Stressed Out: Today’s Kids Struggle with More Anxiety
Many parents know this morning scene well: Your child complains her tummy hurts, or his throat is sore. Yet these symptoms have suddenly cropped up now that is it time to go to school, because the child was fine just last night. In your gut, you know your kid, and you know these are likely telltale signs of anxiety and wanting to avoid school.
This is an increasingly common dilemma that more parents face today than in previous decades. That’s because anxiety among children is on the rise, and school avoidance is a common side effect. In fact, anxiety is now the leading mental health issue among American youths today, surpassing depression. Research suggests the number of children dealing with anxiety is on the upswing. A study published in April in the Journal of Developmental and Behavioral Pediatrics, based on data collected from the National Survey of Children’s Health for ages 6 to 17, found a 20 percent increase in diagnoses of anxiety between 2007 and 2012.
“We live in highly competitive world that glorifies success,” said John Sargent, MD, Chief of Pediatric Psychiatry at Floating Hospital for Children at Tufts Medical Center. “There is a lot of concern and pressure for extraordinary amounts of success. It’s a combination of uncertainty and competition. I think we are aware of everything going on all the time now through media, and it is ubiquitous to think one is not as successful or well-liked as one wants to be thanks to social media.”

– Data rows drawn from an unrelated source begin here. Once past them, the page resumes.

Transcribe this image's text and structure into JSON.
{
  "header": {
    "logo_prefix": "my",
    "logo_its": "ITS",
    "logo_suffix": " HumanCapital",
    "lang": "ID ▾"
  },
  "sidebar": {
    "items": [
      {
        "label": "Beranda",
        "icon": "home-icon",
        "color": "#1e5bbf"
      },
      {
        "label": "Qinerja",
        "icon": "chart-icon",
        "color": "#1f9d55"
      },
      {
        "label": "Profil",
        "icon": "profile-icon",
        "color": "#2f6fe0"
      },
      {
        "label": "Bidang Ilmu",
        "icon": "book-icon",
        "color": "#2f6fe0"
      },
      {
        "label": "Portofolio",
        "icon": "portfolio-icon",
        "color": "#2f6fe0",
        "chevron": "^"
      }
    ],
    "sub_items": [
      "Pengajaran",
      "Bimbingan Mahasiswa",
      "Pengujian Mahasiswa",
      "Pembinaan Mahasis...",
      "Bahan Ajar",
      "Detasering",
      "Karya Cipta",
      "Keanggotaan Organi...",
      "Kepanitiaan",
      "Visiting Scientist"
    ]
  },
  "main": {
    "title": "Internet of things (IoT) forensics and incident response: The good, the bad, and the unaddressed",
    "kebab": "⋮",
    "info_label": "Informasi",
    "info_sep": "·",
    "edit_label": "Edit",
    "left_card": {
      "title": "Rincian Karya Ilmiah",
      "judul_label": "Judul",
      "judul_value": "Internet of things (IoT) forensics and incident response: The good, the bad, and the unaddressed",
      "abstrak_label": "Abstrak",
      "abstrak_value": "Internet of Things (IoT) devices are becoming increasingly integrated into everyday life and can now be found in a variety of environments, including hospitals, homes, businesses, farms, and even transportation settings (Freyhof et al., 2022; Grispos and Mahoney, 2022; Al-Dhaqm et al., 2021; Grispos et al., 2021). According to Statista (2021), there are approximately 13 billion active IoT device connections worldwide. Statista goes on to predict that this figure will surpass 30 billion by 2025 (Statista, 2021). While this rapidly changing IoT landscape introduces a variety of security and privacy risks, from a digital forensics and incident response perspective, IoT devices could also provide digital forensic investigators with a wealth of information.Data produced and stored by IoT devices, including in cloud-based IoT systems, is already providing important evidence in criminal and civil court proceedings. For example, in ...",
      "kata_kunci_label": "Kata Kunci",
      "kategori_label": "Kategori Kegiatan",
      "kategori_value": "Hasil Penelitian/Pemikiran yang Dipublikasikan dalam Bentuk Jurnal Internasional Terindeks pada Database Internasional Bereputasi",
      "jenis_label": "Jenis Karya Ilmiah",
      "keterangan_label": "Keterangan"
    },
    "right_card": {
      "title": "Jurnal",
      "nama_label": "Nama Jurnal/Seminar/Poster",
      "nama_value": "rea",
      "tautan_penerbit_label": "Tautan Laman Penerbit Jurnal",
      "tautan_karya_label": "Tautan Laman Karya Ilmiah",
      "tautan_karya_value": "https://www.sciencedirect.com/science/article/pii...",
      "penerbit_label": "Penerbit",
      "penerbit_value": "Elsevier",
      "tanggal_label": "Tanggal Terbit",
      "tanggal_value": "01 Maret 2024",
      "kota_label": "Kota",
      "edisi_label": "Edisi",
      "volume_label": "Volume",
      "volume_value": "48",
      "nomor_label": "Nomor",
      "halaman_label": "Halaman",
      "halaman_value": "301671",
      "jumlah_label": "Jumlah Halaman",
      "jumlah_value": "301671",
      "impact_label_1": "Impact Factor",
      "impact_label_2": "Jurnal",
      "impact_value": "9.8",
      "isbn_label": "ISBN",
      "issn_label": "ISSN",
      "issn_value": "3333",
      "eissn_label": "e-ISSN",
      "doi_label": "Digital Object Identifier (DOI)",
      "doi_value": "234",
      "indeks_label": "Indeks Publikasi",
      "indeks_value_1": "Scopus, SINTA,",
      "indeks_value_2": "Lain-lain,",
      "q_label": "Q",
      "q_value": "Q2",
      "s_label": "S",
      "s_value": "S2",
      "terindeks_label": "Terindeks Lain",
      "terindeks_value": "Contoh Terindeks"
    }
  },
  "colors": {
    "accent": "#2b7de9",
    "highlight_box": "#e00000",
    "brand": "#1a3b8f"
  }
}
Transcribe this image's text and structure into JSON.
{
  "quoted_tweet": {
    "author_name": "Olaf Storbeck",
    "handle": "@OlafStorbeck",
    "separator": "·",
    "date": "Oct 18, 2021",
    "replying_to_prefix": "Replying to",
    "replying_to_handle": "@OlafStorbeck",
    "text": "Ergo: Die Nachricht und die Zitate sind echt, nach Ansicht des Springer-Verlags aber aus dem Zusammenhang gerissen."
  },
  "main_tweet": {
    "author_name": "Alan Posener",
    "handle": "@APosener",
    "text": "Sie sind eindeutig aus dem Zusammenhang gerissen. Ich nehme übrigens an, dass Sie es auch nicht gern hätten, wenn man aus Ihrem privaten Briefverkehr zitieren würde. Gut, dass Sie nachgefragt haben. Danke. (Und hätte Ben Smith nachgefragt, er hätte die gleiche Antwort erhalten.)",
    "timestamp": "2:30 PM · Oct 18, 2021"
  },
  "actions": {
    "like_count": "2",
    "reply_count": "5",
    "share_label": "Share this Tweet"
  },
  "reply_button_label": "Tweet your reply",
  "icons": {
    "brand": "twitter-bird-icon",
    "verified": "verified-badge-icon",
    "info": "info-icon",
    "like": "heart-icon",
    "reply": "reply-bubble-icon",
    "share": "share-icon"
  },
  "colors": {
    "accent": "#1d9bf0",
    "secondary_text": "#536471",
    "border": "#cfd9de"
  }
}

When the kids are not alright
Matthew Doyle, a clinical social worker and therapist who specializes in anxiety, sees the evidence of increased anxiety in kids in his private practice at Castle Hill Counseling & Consulting in Salem. Anxiety is particularly profound now for students with learning challenges.
“There are some pretty tangible reasons behind it,” said Doyle. “That includes the stress now put on school districts to perform. Pressure is at a much larger level than it was even a decade ago for students to score high on standardized tests. And when you are hard-wired to learn differently, you are already set up for difficulties.”
Like Sargent, Doyle thinks the use of social media is also stressing kids out and compounding their fear about the world. In a 24-7, always-on electronic world, kids now struggle to escape reminders of the very things that give them anxiety.
“People feel excluded when they see a group of friends off doing something,” explained Doyle. “It really amplifies anxiety. We are also constantly blasted with news and, in my opinion, it has created a pervasive sense of fear.”
Other causes for anxiety can include emotional trauma in a child’s life, such as coping with a divorce, or recovering from an assault or bullying. Kids with social difficulties can also come to dread school and feel anxiety about going to classes or outside activities if they struggle to connect with peers.
Tackling fear and worry
As a concerned parent, how do you help a kid struggling with anxiety and who may even be missing too much school because of it? Doyle suggests starting with open lines of communication to try and identify the problem that might be at the root of the anxiety.
“Maybe it’s a problem with a teacher, or maybe a kid causing problems in school. It’s important to cue in to red flags; like too much time in the nurse’s office. Kids will spend time in the nurse’s office because anxiety will manifest in stomachaches, for example.”
If you think your child is struggling with anxiety, it is also important to visit your pediatrician with concerns and discuss whether therapy might be appropriate. Build a bridge of communication with the school too, said Doyle.
“Get to know the nurse and the guidance counselor. Talk to the appropriate people at the school to have your child be on their radar as having some risks. Working with a therapist can also help you build that bridge and develop those relationships.”
However, Sargent cautions parents not to mistake a normal, healthy amount of worry with a more serious problem.
“It is normal to get anxious sometimes; to get charged up before a competitive event, for example. It’s normal to be concerned, worried or frightened occasionally. I think it is important for parents to differentiate these normal feelings and help kids tolerate and withstand them, and validate children’s occasional uncomfortable feelings.”
Developing a healthy balance that allows for electronics use occasionally, but staying away from too much social media, is also recommended, said Sargent. And parents should evaluate their own stress level and expectations too. Is it possible you are adding to your child’s anxiety by demanding too much?
“Parents need to monitor their own hopes for their child up against what the child can actually do,” said Sargent. “Of course, parents want their kids to do their best athletically or academically. But not every kid is chosen for symphony orchestra, or destined to get into Harvard or Yale. Or make the varsity team. Parents need to meet kids where they are and not make things conditional.”
There are many resources online for more information about coping with anxiety in children. Talk to your pediatrician for next steps if you think your child is struggling with stress and fear beyond normal levels.